» Available data:
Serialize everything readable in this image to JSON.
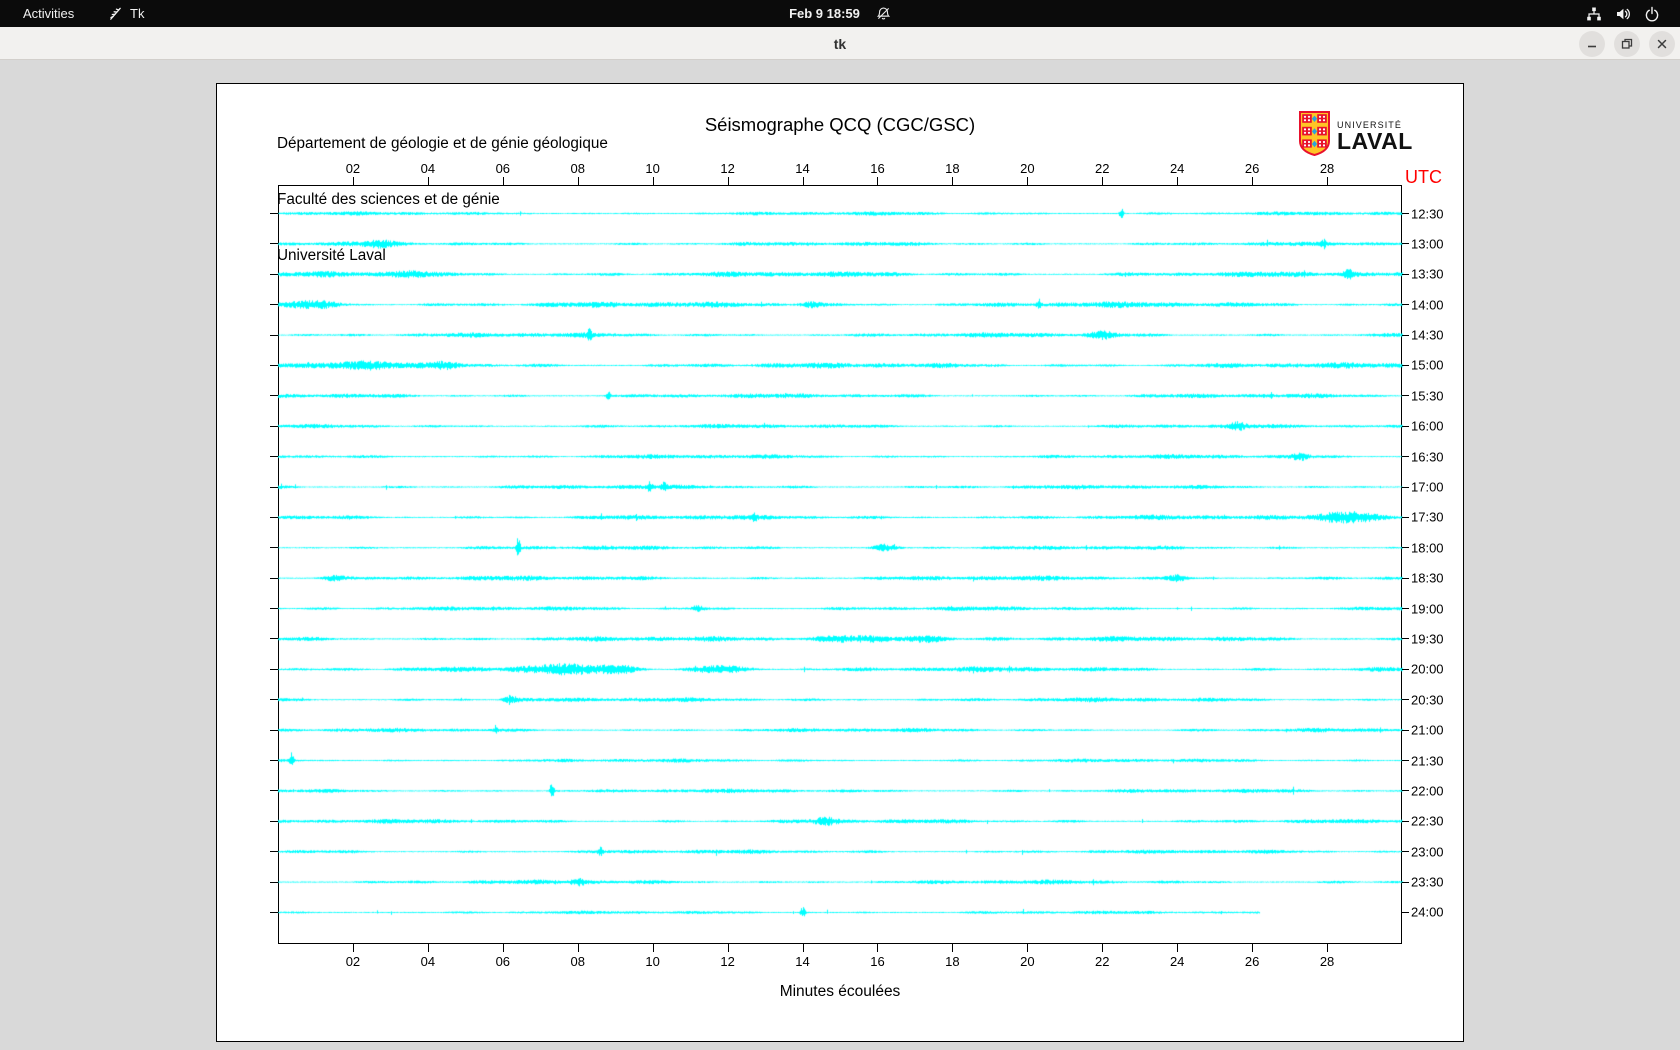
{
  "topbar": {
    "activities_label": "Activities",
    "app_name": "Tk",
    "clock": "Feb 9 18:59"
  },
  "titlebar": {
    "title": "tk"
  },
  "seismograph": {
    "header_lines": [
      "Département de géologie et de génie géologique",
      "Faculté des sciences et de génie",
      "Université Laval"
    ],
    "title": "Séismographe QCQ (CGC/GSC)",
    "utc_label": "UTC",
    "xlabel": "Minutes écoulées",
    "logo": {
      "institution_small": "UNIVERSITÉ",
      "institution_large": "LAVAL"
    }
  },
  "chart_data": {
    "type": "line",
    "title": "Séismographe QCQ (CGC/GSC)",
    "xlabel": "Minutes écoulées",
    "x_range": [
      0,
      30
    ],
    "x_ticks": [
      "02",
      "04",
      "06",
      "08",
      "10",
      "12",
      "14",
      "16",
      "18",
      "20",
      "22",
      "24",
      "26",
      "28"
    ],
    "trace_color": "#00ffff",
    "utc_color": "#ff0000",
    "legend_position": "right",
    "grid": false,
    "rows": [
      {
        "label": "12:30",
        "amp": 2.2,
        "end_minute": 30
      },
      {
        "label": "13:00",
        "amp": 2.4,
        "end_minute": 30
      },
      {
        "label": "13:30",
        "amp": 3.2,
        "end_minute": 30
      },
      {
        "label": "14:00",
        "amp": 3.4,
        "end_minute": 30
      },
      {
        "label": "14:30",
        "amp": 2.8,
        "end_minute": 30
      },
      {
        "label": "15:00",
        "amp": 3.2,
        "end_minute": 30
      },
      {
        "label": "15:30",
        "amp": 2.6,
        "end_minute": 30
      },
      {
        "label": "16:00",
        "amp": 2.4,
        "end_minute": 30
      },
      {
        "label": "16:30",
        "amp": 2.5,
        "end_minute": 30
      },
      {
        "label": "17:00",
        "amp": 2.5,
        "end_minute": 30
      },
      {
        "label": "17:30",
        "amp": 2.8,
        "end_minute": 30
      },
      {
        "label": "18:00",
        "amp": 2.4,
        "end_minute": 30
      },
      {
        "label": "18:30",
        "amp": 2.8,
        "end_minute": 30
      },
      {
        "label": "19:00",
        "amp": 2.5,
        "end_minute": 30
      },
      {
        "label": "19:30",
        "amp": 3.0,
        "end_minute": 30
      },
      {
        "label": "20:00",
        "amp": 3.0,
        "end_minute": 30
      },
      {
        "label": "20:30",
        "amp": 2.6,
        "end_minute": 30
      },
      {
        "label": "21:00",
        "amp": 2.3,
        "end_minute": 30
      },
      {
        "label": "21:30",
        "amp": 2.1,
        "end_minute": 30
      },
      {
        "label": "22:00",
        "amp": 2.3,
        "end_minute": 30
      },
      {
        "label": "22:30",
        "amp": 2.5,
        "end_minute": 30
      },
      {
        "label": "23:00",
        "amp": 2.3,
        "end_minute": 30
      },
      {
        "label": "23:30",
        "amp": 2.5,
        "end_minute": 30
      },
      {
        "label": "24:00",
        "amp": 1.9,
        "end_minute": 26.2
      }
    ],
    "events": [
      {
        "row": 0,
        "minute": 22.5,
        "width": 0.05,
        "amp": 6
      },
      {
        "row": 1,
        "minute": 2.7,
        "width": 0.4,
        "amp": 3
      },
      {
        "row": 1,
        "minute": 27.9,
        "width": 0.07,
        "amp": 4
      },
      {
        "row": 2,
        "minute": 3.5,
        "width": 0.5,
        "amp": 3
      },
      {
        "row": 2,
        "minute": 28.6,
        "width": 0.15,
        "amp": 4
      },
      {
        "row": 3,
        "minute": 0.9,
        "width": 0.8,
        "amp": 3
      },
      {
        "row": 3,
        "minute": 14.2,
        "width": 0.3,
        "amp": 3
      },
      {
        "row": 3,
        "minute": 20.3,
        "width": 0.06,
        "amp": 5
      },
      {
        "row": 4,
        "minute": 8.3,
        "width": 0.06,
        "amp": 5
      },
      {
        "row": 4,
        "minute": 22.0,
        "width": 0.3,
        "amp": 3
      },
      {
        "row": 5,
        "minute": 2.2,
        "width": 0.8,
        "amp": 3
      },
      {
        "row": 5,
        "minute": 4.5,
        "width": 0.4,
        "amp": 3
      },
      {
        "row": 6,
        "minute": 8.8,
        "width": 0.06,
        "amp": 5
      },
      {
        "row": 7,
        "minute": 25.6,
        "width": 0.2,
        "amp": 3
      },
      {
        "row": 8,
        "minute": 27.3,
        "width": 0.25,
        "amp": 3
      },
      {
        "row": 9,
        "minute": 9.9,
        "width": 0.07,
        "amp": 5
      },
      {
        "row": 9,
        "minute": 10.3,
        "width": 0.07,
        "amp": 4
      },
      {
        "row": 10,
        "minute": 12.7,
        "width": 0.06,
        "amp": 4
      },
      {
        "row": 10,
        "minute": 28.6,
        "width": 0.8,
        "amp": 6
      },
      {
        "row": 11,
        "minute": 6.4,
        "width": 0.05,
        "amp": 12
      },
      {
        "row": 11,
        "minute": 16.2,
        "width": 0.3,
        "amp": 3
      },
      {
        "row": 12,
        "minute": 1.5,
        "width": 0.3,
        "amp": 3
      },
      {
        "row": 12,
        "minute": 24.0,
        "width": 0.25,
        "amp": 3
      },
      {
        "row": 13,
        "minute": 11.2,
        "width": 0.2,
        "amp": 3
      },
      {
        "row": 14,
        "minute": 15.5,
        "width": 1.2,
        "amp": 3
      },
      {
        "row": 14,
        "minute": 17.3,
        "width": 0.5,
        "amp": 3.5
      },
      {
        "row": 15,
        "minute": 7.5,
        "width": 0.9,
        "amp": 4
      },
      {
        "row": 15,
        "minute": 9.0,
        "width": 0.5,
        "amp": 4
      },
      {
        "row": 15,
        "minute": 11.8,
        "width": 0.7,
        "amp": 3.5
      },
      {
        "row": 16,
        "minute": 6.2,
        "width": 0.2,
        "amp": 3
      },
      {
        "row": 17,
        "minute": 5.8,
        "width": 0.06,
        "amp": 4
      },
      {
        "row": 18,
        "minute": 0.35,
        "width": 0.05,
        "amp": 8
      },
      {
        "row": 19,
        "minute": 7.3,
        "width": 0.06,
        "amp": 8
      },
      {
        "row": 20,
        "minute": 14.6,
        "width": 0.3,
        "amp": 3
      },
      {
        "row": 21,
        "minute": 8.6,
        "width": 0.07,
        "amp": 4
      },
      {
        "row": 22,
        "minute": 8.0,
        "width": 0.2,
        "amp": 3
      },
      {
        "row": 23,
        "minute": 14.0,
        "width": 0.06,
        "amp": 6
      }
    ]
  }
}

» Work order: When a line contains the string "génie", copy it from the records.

» Problem solution:
      "Département de géologie et de génie géologique",
      "Faculté des sciences et de génie",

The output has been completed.